Are we on the brink of a Third World War? Many fear that the current Russian attacks on Ukraine might be headed for a major escalation that could plunge the entire world into a war that could threaten the future of humanity.
In some ways, the war in Ukraine has turned into a proxy battlefield in a broader fight between liberal democracies in the West and the world authoritarian regimes. In analysis for Sky News, Security and Defense Editor Deborah Haynes said that the risk of these events leading us to World War III has never been higher and advances in weapons such as nuclear warheads means that “the potential consequences for the entire planet could not be graver.”
While it’s clear that Russia’s current invasion will spell utter devastation for an entire generation of Ukrainians when all is said and done, the effects are also being felt throughout the international system, largely severing ties between Russia and the West on the financial, cultural, trade, economic and even athletic, fronts.
Moreover, Putin himself has described the West’s decision to impose steep sanctions against his regime as being “akin to declaring a war.”
For its part, NATO has repeatedly said that imposing a no-fly zone over the skies of Ukraine would ultimately involve pitting western warplanes against Russian jets, something that could trigger a much wider war, even though it would likely significantly reduce the ability of Russia to launch airstrikes against Ukrainian cities and save countless civilian lives.
In his State of the Union address, President Brandon affirmed that should the European Union or NATO get involved in the conflict, America would be compelled to join in the fight.
The situation could even escalate to all-out war accidentally if, for example, the conflict persists and a stray Russian rocket hits a NATO country. With allies currently bolstering their defenses, there is a much greater potential for mistakes that could spur a devastating war.
Does war benefit the financial elite?

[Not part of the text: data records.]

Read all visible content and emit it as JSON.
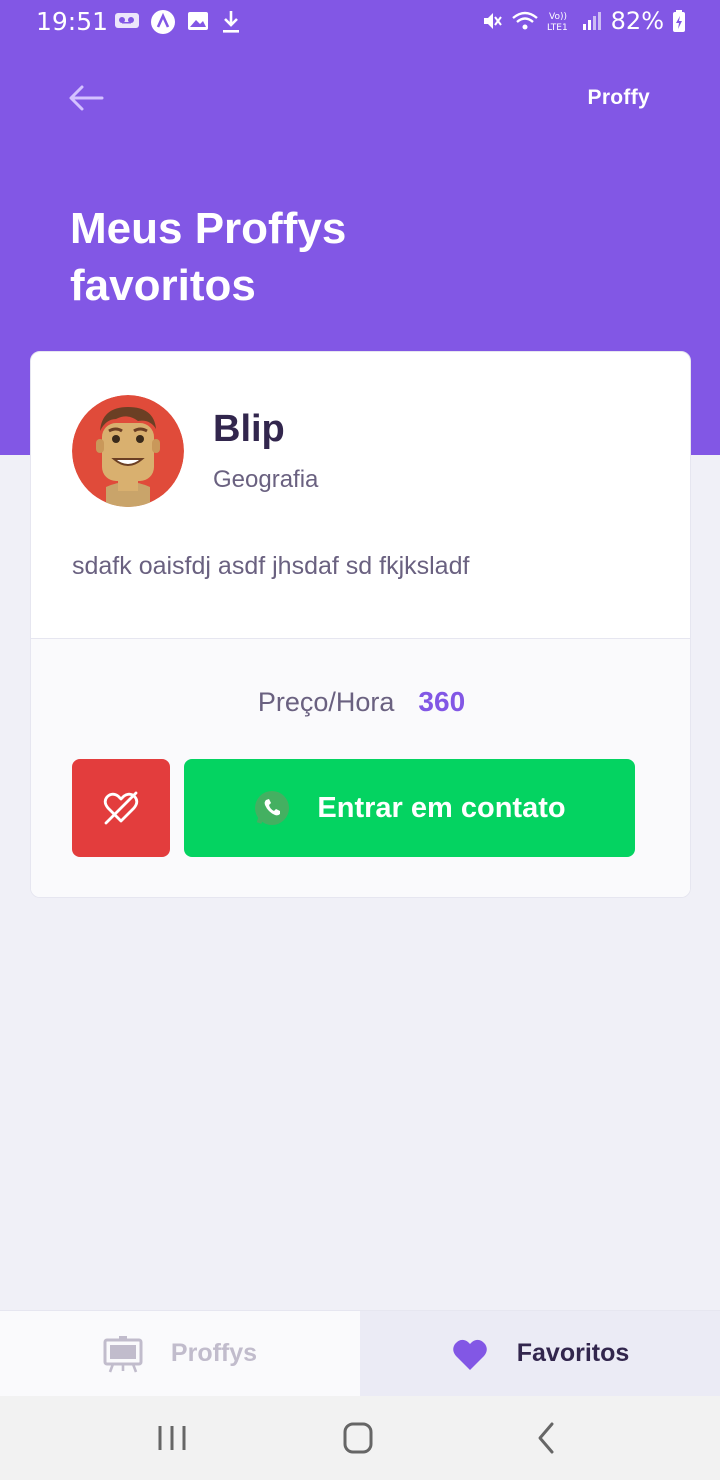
{
  "status_bar": {
    "time": "19:51",
    "battery": "82%",
    "icons": [
      "voicemail-icon",
      "app-notification-icon",
      "gallery-icon",
      "download-icon",
      "mute-icon",
      "wifi-icon",
      "volte-icon",
      "signal-icon",
      "battery-icon"
    ]
  },
  "header": {
    "back_icon": "arrow-left-icon",
    "logo": "Proffy",
    "title": "Meus Proffys favoritos",
    "background": "#8257e5"
  },
  "card": {
    "name": "Blip",
    "subject": "Geografia",
    "bio": "sdafk oaisfdj asdf jhsdaf sd fkjksladf",
    "price_label": "Preço/Hora",
    "price_value": "360",
    "unfavorite_icon": "heart-outline-crossed-icon",
    "contact_label": "Entrar em contato",
    "contact_icon": "whatsapp-icon",
    "colors": {
      "unfavorite": "#e33d3d",
      "contact": "#04d361",
      "price": "#8257e5"
    }
  },
  "tabs": [
    {
      "label": "Proffys",
      "icon": "easel-icon",
      "active": false
    },
    {
      "label": "Favoritos",
      "icon": "heart-icon",
      "active": true
    }
  ],
  "system_nav": [
    "recents-icon",
    "home-icon",
    "back-icon"
  ]
}
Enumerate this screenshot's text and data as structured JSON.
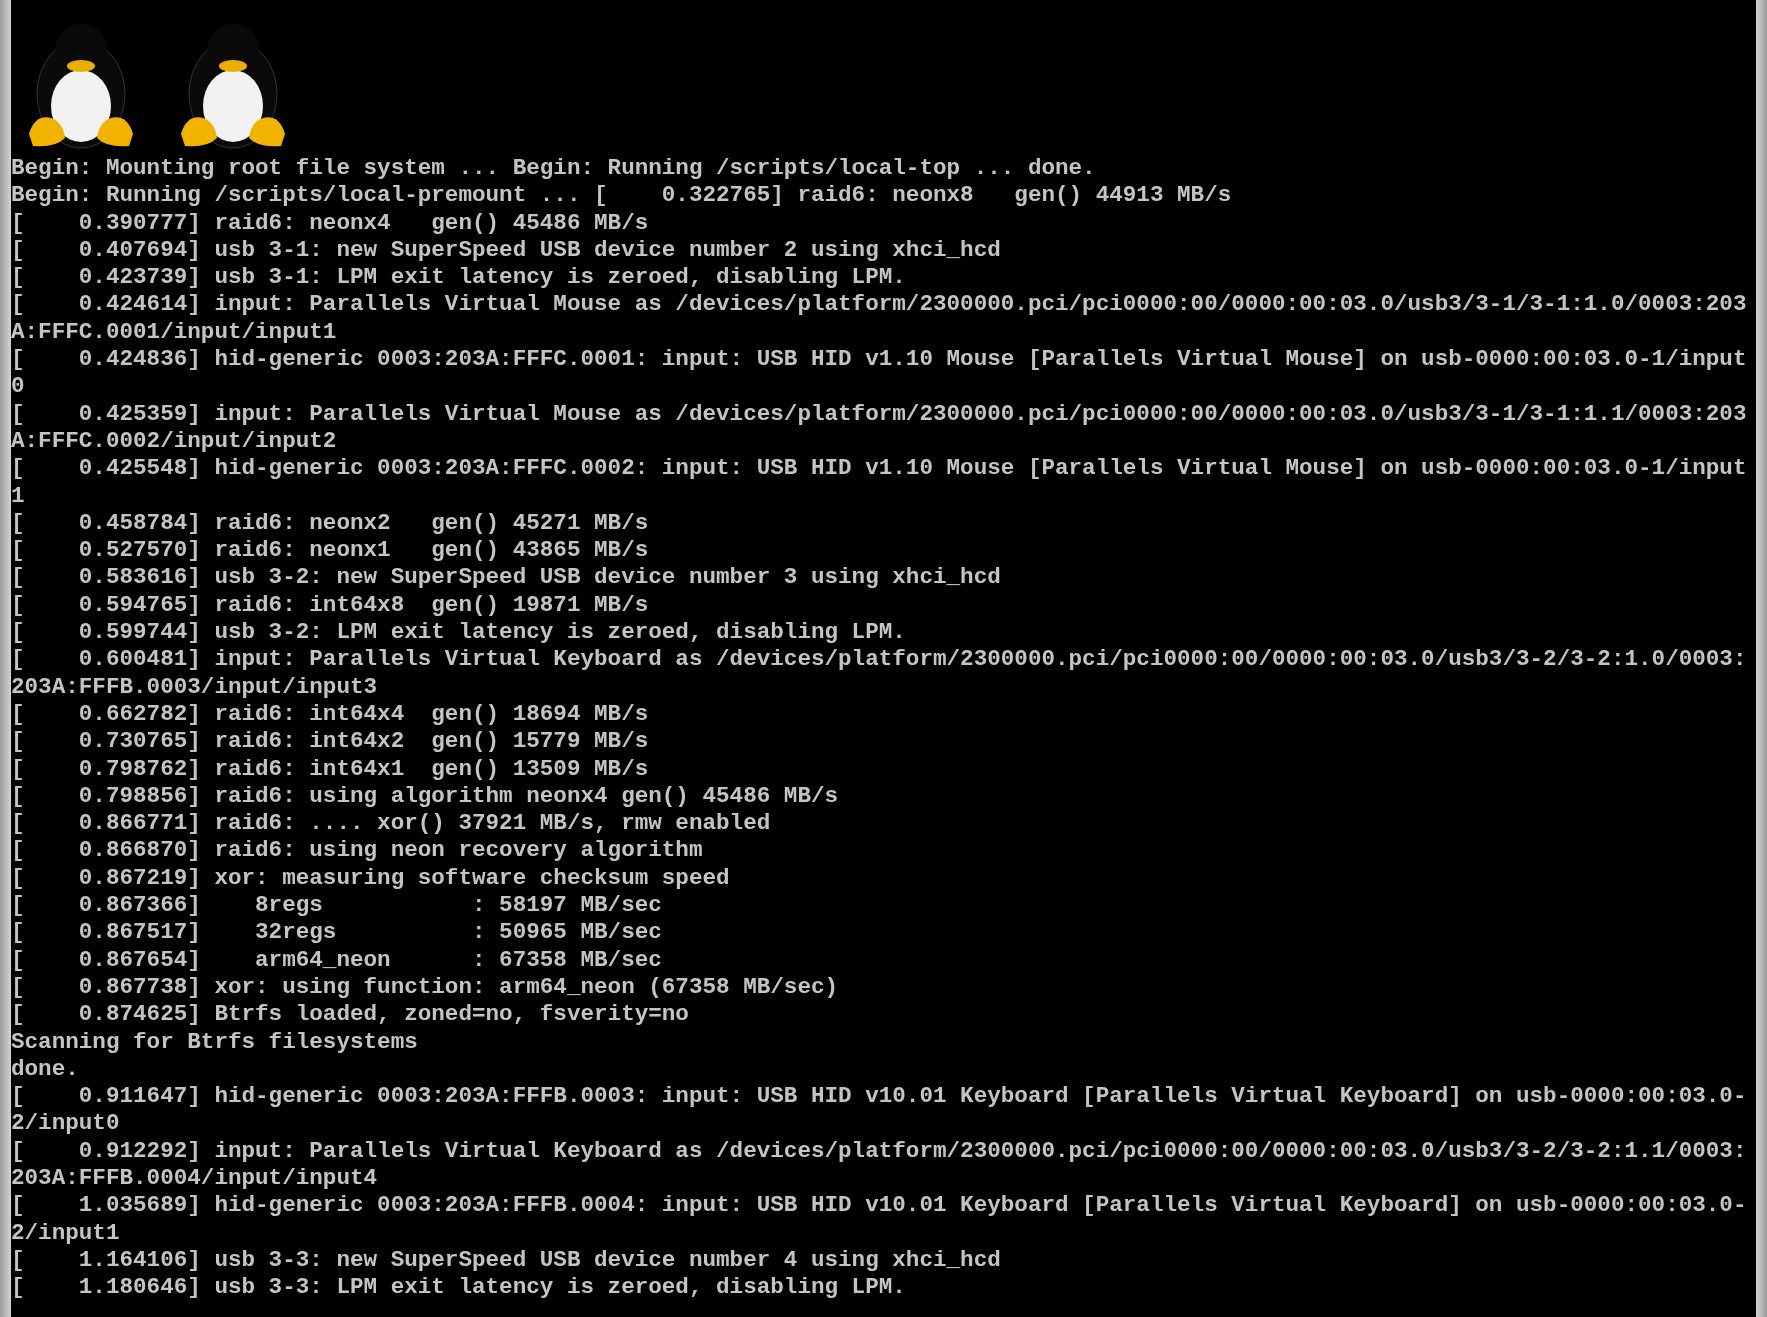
{
  "console": {
    "logos": [
      {
        "kind": "penguin"
      },
      {
        "kind": "penguin"
      }
    ],
    "lines": [
      "Begin: Mounting root file system ... Begin: Running /scripts/local-top ... done.",
      "Begin: Running /scripts/local-premount ... [    0.322765] raid6: neonx8   gen() 44913 MB/s",
      "[    0.390777] raid6: neonx4   gen() 45486 MB/s",
      "[    0.407694] usb 3-1: new SuperSpeed USB device number 2 using xhci_hcd",
      "[    0.423739] usb 3-1: LPM exit latency is zeroed, disabling LPM.",
      "[    0.424614] input: Parallels Virtual Mouse as /devices/platform/2300000.pci/pci0000:00/0000:00:03.0/usb3/3-1/3-1:1.0/0003:203",
      "A:FFFC.0001/input/input1",
      "[    0.424836] hid-generic 0003:203A:FFFC.0001: input: USB HID v1.10 Mouse [Parallels Virtual Mouse] on usb-0000:00:03.0-1/input",
      "0",
      "[    0.425359] input: Parallels Virtual Mouse as /devices/platform/2300000.pci/pci0000:00/0000:00:03.0/usb3/3-1/3-1:1.1/0003:203",
      "A:FFFC.0002/input/input2",
      "[    0.425548] hid-generic 0003:203A:FFFC.0002: input: USB HID v1.10 Mouse [Parallels Virtual Mouse] on usb-0000:00:03.0-1/input",
      "1",
      "[    0.458784] raid6: neonx2   gen() 45271 MB/s",
      "[    0.527570] raid6: neonx1   gen() 43865 MB/s",
      "[    0.583616] usb 3-2: new SuperSpeed USB device number 3 using xhci_hcd",
      "[    0.594765] raid6: int64x8  gen() 19871 MB/s",
      "[    0.599744] usb 3-2: LPM exit latency is zeroed, disabling LPM.",
      "[    0.600481] input: Parallels Virtual Keyboard as /devices/platform/2300000.pci/pci0000:00/0000:00:03.0/usb3/3-2/3-2:1.0/0003:",
      "203A:FFFB.0003/input/input3",
      "[    0.662782] raid6: int64x4  gen() 18694 MB/s",
      "[    0.730765] raid6: int64x2  gen() 15779 MB/s",
      "[    0.798762] raid6: int64x1  gen() 13509 MB/s",
      "[    0.798856] raid6: using algorithm neonx4 gen() 45486 MB/s",
      "[    0.866771] raid6: .... xor() 37921 MB/s, rmw enabled",
      "[    0.866870] raid6: using neon recovery algorithm",
      "[    0.867219] xor: measuring software checksum speed",
      "[    0.867366]    8regs           : 58197 MB/sec",
      "[    0.867517]    32regs          : 50965 MB/sec",
      "[    0.867654]    arm64_neon      : 67358 MB/sec",
      "[    0.867738] xor: using function: arm64_neon (67358 MB/sec)",
      "[    0.874625] Btrfs loaded, zoned=no, fsverity=no",
      "Scanning for Btrfs filesystems",
      "done.",
      "[    0.911647] hid-generic 0003:203A:FFFB.0003: input: USB HID v10.01 Keyboard [Parallels Virtual Keyboard] on usb-0000:00:03.0-",
      "2/input0",
      "[    0.912292] input: Parallels Virtual Keyboard as /devices/platform/2300000.pci/pci0000:00/0000:00:03.0/usb3/3-2/3-2:1.1/0003:",
      "203A:FFFB.0004/input/input4",
      "[    1.035689] hid-generic 0003:203A:FFFB.0004: input: USB HID v10.01 Keyboard [Parallels Virtual Keyboard] on usb-0000:00:03.0-",
      "2/input1",
      "[    1.164106] usb 3-3: new SuperSpeed USB device number 4 using xhci_hcd",
      "[    1.180646] usb 3-3: LPM exit latency is zeroed, disabling LPM."
    ]
  }
}
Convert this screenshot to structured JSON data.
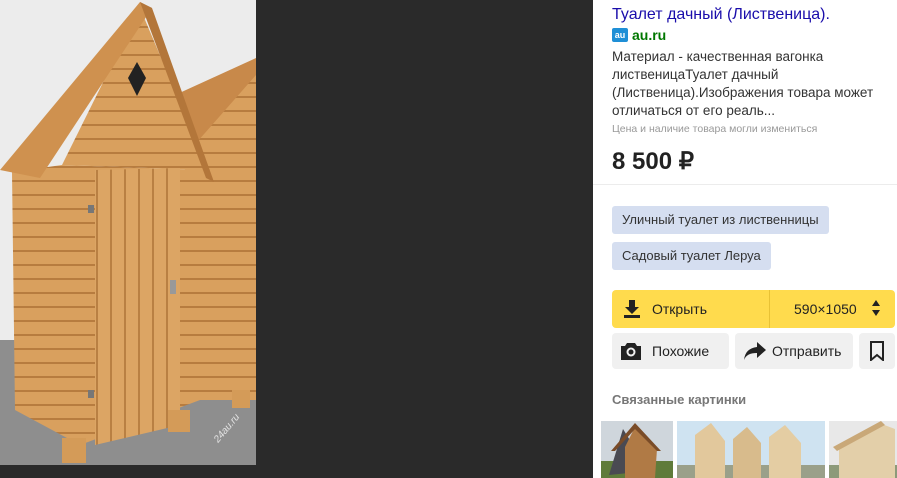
{
  "viewer": {
    "image_alt": "Туалет дачный (Лиственица)",
    "watermark": "24au.ru"
  },
  "result": {
    "title": "Туалет дачный (Лиственица).",
    "favicon_text": "au",
    "domain": "au.ru",
    "description": "Материал - качественная вагонка лиственицаТуалет дачный (Лиственица).Изображения товара может отличаться от его реаль...",
    "notice": "Цена и наличие товара могли измениться",
    "price": "8 500 ₽"
  },
  "tags": [
    {
      "label": "Уличный туалет из лиственницы"
    },
    {
      "label": "Садовый туалет Леруа"
    }
  ],
  "actions": {
    "open_label": "Открыть",
    "size_label": "590×1050",
    "similar_label": "Похожие",
    "share_label": "Отправить"
  },
  "related": {
    "heading": "Связанные картинки"
  },
  "colors": {
    "accent": "#ffdb4d",
    "link": "#1a0dab",
    "domain": "#007700",
    "tag_bg": "#d5def0"
  }
}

Many are worried that financial motives in favor of an escalation could be at play, with considerations including everything from the World Economic Forum’s Great Reset and desire for global governance to the immense profits that could be made related to nuclear warfare. A recent study from Rasmussen Reports found that rich Americans support helping the military prepare for war should the conflict between Ukraine and Russia extend to Europe, while those who are below the poverty line are mostly opposed to the idea of the U.S. getting involved.
When asked the question: “If a wider war breaks out in Europe, should the U.S. military be involved?”, 66% of people who earn more than $200,000 annually said they approved the idea of sending in military troops, while just 37% of those who earn less than $30,000 agreed with the idea of active involvement.
These findings are in line with previous research showing that nearly three fourths of American adults felt that the conflict between the two nations would affect the American economy and that poor Americans would feel the greatest impact. In addition to the ultra-wealthy often having access to stockpiles of food and supplies as well as bunkers, they are also in a better position to afford the higher costs of goods and services that are being put in motion by the spike in crude oil prices. Should the war escalate, poor people will struggle to afford the staples needed for daily life and many will be sent out to battle as well.
Is democracy at risk?
It’s hard to say where this will end, but it’s not a stretch to imagine that Putin has his sights set on something much bigger than Ukraine. Former Ukrainian Prime Minister Volodymyr Groysman said: “Thanks to Ukrainian soldiers he is being defeated for now. But Putin hates all democratic countries; his aim is to diminish us all. He has started moving from east to west. Ukraine just happens to be the first country on his way.”
Unfortunately, a Russian victory here could well inspire other authoritarian regimes like China to use similar moves to take over other nations.
Sources for this article include: